Architecture is a field in which ever more dominated by men. Their word carries more weight and confidence. Why is this so? The fact that architecture needs more women talking Milota Sidorová. Language: Slovak
Are we all equal when it comes to the use of public space? How different are the needs of men, women and other groups living in our cities? How can we create space that is offering its fair share to everyone? Language: English
Over the breakfast we were discussing the topic with three powerful women working in real-estate industry. Jana Musilova, Co-owner, vice-chair woman of LIKO-S, Nada Ptackova, CEO, Skanska Reality and Viktorie Souckova. Moderator: Milota Sidorova.
I presented a critical evaluation and patterns of participation case study of Dvorakovo nabrezi I concluded early spring in Prague. Where are joint moments of agreement among motivations of property owners, public, politicians? How do we increase the trust among parties and what are the costs of all of this?
Past years we, Central Europeans come across urban projects sharing similar features: blending edges of responsibilities, financing and know how between non-governmental, private & public sector. What we can learn from it and how we can improve our understanding of the other party? Language: English
The 5th International Gender Workshop: Women in the Public Spaces: When Personal Becomes Political was hosted by Heinrich Boll Foundation and featured series of invited lectures and workshops by experts from Tbilisi, Kyiv, Berlin, Moscow, Prague and Warsaw.
Discussion on how architecture and urban planning should be taught (not only) at universities so the students are able to respond to current urban challenges.
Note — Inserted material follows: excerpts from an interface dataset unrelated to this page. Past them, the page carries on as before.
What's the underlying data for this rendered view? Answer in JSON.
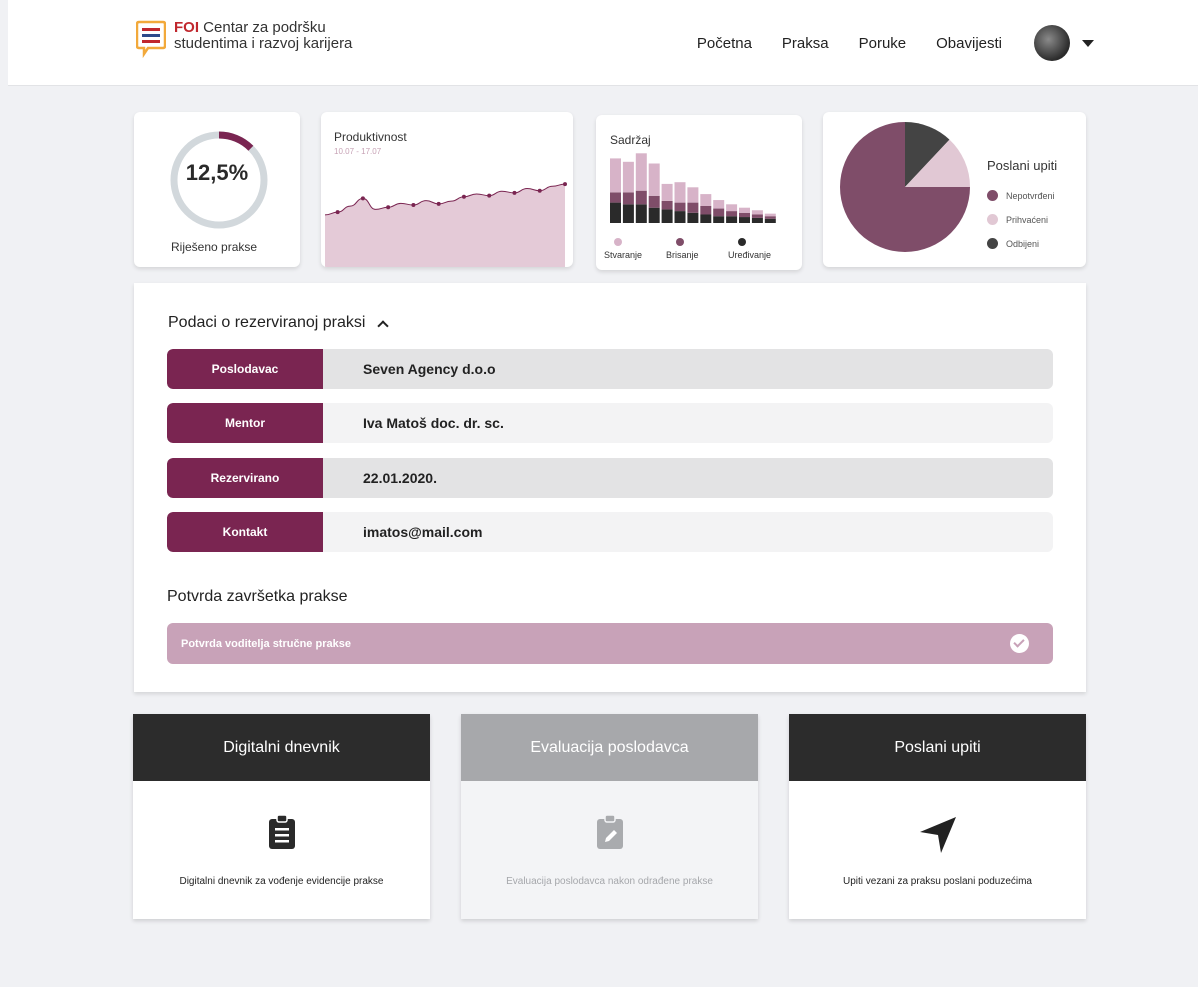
{
  "header": {
    "logo_bold": "FOI",
    "logo_line1": "Centar za podršku",
    "logo_line2": "studentima i razvoj karijera",
    "nav": [
      "Početna",
      "Praksa",
      "Poruke",
      "Obavijesti"
    ]
  },
  "colors": {
    "primary": "#7a2551",
    "pie_main": "#7f4d69",
    "pie_accepted": "#e1c8d4",
    "pie_rejected": "#444444",
    "confirm_bg": "#c8a2b8",
    "dark_header": "#2c2c2c",
    "disabled_header": "#a7a8ab"
  },
  "ring_card": {
    "value": "12,5%",
    "label": "Riješeno prakse",
    "fraction": 0.125
  },
  "productivity_card": {
    "title": "Produktivnost",
    "date_range": "10.07 - 17.07"
  },
  "content_card": {
    "title": "Sadržaj",
    "legend": [
      "Stvaranje",
      "Brisanje",
      "Uređivanje"
    ]
  },
  "inquiries_card": {
    "title": "Poslani upiti",
    "legend": [
      "Nepotvrđeni",
      "Prihvaćeni",
      "Odbijeni"
    ]
  },
  "details": {
    "title": "Podaci o rezerviranoj praksi",
    "rows": [
      {
        "label": "Poslodavac",
        "value": "Seven Agency d.o.o"
      },
      {
        "label": "Mentor",
        "value": "Iva Matoš doc. dr. sc."
      },
      {
        "label": "Rezervirano",
        "value": "22.01.2020."
      },
      {
        "label": "Kontakt",
        "value": "imatos@mail.com"
      }
    ],
    "confirm_section_title": "Potvrda završetka prakse",
    "confirm_item": "Potvrda voditelja stručne prakse"
  },
  "bottom_cards": [
    {
      "title": "Digitalni dnevnik",
      "text": "Digitalni dnevnik za vođenje evidencije prakse"
    },
    {
      "title": "Evaluacija poslodavca",
      "text": "Evaluacija poslodavca nakon odrađene prakse"
    },
    {
      "title": "Poslani upiti",
      "text": "Upiti vezani za praksu poslani poduzećima"
    }
  ],
  "chart_data": [
    {
      "type": "area",
      "title": "Produktivnost",
      "subtitle": "10.07 - 17.07",
      "values": [
        0.22,
        0.27,
        0.38,
        0.52,
        0.32,
        0.36,
        0.43,
        0.4,
        0.48,
        0.42,
        0.47,
        0.55,
        0.6,
        0.57,
        0.65,
        0.62,
        0.7,
        0.66,
        0.74,
        0.78
      ],
      "ylim": [
        0,
        1
      ]
    },
    {
      "type": "bar",
      "title": "Sadržaj",
      "stacked": true,
      "series": [
        {
          "name": "Stvaranje",
          "values": [
            40,
            36,
            44,
            38,
            20,
            24,
            18,
            14,
            10,
            8,
            6,
            5,
            3
          ]
        },
        {
          "name": "Brisanje",
          "values": [
            12,
            14,
            16,
            14,
            10,
            10,
            12,
            10,
            9,
            6,
            5,
            4,
            3
          ]
        },
        {
          "name": "Uređivanje",
          "values": [
            24,
            22,
            22,
            18,
            16,
            14,
            12,
            10,
            8,
            8,
            7,
            6,
            5
          ]
        }
      ]
    },
    {
      "type": "pie",
      "title": "Poslani upiti",
      "categories": [
        "Nepotvrđeni",
        "Prihvaćeni",
        "Odbijeni"
      ],
      "values": [
        75,
        13,
        12
      ]
    }
  ]
}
Guests: Petra Havelska (UK, SK), Ahmed Belkhodja (PT), Lukas Sip (SK). Moderator: Milota Sidorova, Language: English
When we are talking about brownfields we tend to confuse them with creative clusters and there is a certain unstoppable idealism that each brownfield can be revitalized by cultural interference. Let's have a little methodical insight into brownfield status quo in Czech Republic and Prague particularly. Language: Slovak
At last the results of the socio-economic study I conducted in collaboration with a great team of Marko&Placemakers were presented to Bratislava public, politician. The study outlined major strategical steps for the future coordination of Obchodna street.
Viennese Mariahilferstrasse was reconstructed with extraordinary planning effort that included wide range of user, transportation and business needs. I presented this case study in a co-lecture on the topic transformations of urban boulevards and axes.